⟨

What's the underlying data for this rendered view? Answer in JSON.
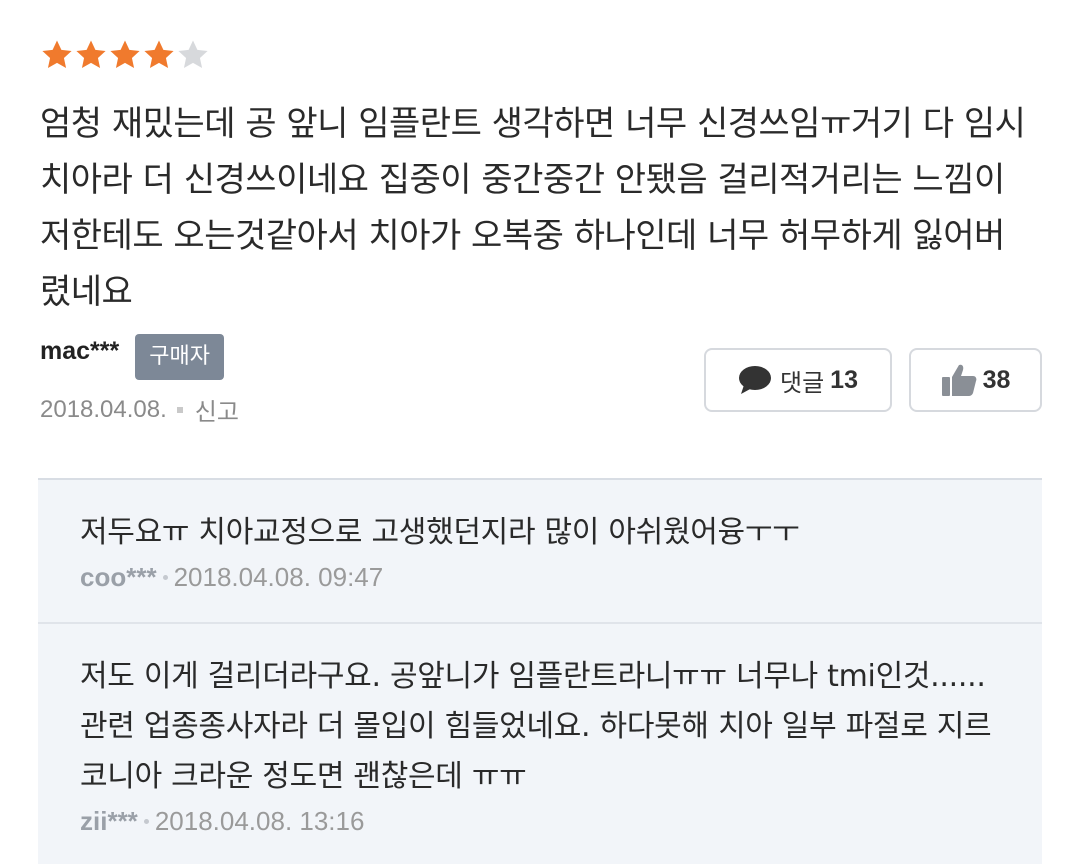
{
  "review": {
    "rating": 4,
    "max_rating": 5,
    "star_color": "#f07a2d",
    "star_empty_color": "#d7d9dc",
    "text": "엄청 재밌는데 공 앞니 임플란트 생각하면 너무 신경쓰임ㅠ거기 다 임시치아라 더 신경쓰이네요 집중이 중간중간 안됐음 걸리적거리는 느낌이 저한테도 오는것같아서 치아가 오복중 하나인데 너무 허무하게 잃어버렸네요",
    "author": "mac***",
    "badge": "구매자",
    "date": "2018.04.08.",
    "report_label": "신고",
    "comments_button": {
      "label": "댓글",
      "count": "13",
      "icon": "speech-bubble-icon"
    },
    "like_button": {
      "count": "38",
      "icon": "thumbs-up-icon"
    }
  },
  "comments": [
    {
      "text": "저두요ㅠ 치아교정으로 고생했던지라 많이 아쉬웠어융ㅜㅜ",
      "author": "coo***",
      "datetime": "2018.04.08. 09:47"
    },
    {
      "text": "저도 이게 걸리더라구요. 공앞니가 임플란트라니ㅠㅠ 너무나 tmi인것...... 관련 업종종사자라 더 몰입이 힘들었네요. 하다못해 치아 일부 파절로 지르코니아 크라운 정도면 괜찮은데 ㅠㅠ",
      "author": "zii***",
      "datetime": "2018.04.08. 13:16"
    }
  ]
}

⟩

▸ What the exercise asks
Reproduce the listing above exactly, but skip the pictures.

▸ Written response
What's the underlying data for this rendered view? Answer in JSON.
{
  "review": {
    "rating": 4,
    "max_rating": 5,
    "star_color": "#f07a2d",
    "star_empty_color": "#d7d9dc",
    "text": "엄청 재밌는데 공 앞니 임플란트 생각하면 너무 신경쓰임ㅠ거기 다 임시치아라 더 신경쓰이네요 집중이 중간중간 안됐음 걸리적거리는 느낌이 저한테도 오는것같아서 치아가 오복중 하나인데 너무 허무하게 잃어버렸네요",
    "author": "mac***",
    "badge": "구매자",
    "date": "2018.04.08.",
    "report_label": "신고",
    "comments_button": {
      "label": "댓글",
      "count": "13",
      "icon": "speech-bubble-icon"
    },
    "like_button": {
      "count": "38",
      "icon": "thumbs-up-icon"
    }
  },
  "comments": [
    {
      "text": "저두요ㅠ 치아교정으로 고생했던지라 많이 아쉬웠어융ㅜㅜ",
      "author": "coo***",
      "datetime": "2018.04.08. 09:47"
    },
    {
      "text": "저도 이게 걸리더라구요. 공앞니가 임플란트라니ㅠㅠ 너무나 tmi인것...... 관련 업종종사자라 더 몰입이 힘들었네요. 하다못해 치아 일부 파절로 지르코니아 크라운 정도면 괜찮은데 ㅠㅠ",
      "author": "zii***",
      "datetime": "2018.04.08. 13:16"
    }
  ]
}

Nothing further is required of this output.